Contrasting Worlds in Dover Beach and Quiet Work
Tree Works Cited The poems of Matthew Arnold always seem to portray two contrasting worlds. In this essay I will examine his poems more deeply and show what these two worlds are, what they express. I will also attempt to see his work in relation to its social and historical context.
One of the two worlds to be found in Arnold's poems is a disappointing or pessimistic world, while the other is a heavenly, ideal world. In most o f his poems the disappointing world is the real world, the actual world. In 'Quiet Work' he complains that 'a thousand discords ring', expressing 'man's fitful uproar'. This is his comment on the world around him which, like the negative world of the poem, thinks itself 'too great for haste, too high for rivalry'. Such extracts describe the rude ugliness of humanity.
In its historical context, this can be seen as a commentary on political events of the time - the February Revolution in France, the Chartist movement in England, and so on.1 He disliked these noisy protests and was very disappointed by them. He longed for a world without 'toil' or 'vain turmoil' and by comparing these two worlds he sought to make people notice the failings of the world they lived in.
This can be seen clearly in 'Dover Beach'. Again, Arnold criticizes the age in which he lives. Phrases such as 'a darkling plain' and 'Ignorant armies clash by night' show the depressing reality, and the 'grating roar' of the sea 'gives the reader a sense of 'the misery which occurs and reoccurs in human history'.2

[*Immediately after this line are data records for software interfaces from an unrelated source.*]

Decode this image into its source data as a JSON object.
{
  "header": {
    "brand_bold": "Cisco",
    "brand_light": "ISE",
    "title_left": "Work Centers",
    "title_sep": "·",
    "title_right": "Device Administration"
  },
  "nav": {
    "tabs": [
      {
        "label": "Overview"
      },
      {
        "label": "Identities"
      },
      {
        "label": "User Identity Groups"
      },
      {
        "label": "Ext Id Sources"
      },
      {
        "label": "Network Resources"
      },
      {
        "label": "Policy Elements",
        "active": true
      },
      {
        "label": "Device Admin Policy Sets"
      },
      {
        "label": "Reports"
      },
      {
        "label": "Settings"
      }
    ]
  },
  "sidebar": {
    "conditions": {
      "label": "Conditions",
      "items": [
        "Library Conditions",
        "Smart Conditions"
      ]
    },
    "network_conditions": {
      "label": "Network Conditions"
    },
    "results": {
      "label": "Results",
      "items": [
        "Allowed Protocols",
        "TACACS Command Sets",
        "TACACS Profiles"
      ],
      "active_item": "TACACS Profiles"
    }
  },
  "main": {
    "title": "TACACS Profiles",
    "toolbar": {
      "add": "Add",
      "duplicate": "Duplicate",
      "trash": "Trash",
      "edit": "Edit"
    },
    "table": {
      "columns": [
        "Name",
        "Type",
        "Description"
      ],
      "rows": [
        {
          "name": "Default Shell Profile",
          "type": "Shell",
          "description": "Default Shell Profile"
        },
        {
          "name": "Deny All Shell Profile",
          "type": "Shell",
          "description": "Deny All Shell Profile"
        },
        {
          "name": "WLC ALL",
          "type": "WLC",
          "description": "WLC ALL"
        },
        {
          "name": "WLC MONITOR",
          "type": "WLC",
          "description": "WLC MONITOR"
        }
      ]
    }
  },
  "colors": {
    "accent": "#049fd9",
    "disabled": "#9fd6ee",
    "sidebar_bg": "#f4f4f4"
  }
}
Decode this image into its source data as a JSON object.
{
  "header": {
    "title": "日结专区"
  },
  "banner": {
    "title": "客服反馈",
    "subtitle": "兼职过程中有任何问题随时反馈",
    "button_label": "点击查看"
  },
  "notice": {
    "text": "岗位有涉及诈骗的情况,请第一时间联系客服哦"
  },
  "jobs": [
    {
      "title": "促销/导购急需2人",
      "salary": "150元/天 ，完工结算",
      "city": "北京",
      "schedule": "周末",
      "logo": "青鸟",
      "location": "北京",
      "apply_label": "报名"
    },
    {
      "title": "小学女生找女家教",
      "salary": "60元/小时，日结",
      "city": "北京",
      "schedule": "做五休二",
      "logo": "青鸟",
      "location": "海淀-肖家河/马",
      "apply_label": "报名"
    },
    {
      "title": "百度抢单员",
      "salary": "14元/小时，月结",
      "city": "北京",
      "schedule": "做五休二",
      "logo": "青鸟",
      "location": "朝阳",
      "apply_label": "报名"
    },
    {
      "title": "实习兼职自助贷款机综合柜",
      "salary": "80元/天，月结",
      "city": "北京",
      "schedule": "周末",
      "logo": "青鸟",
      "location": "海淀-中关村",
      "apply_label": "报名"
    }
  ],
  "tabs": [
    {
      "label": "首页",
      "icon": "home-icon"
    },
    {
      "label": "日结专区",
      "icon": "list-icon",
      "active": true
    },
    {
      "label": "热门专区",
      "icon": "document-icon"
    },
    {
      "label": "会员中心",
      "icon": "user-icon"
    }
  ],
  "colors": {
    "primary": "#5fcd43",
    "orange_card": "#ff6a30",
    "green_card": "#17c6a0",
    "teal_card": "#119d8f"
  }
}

One of the main things that Arnold wanted to say is that this real world is unstable. We can say so from the following:
for the world which seems,
To lie before us like a land of dreams,
So various, so beautiful so new
In this poem. he can see clearly the real world, in which people lose their goals and their trust and cannot find peace and...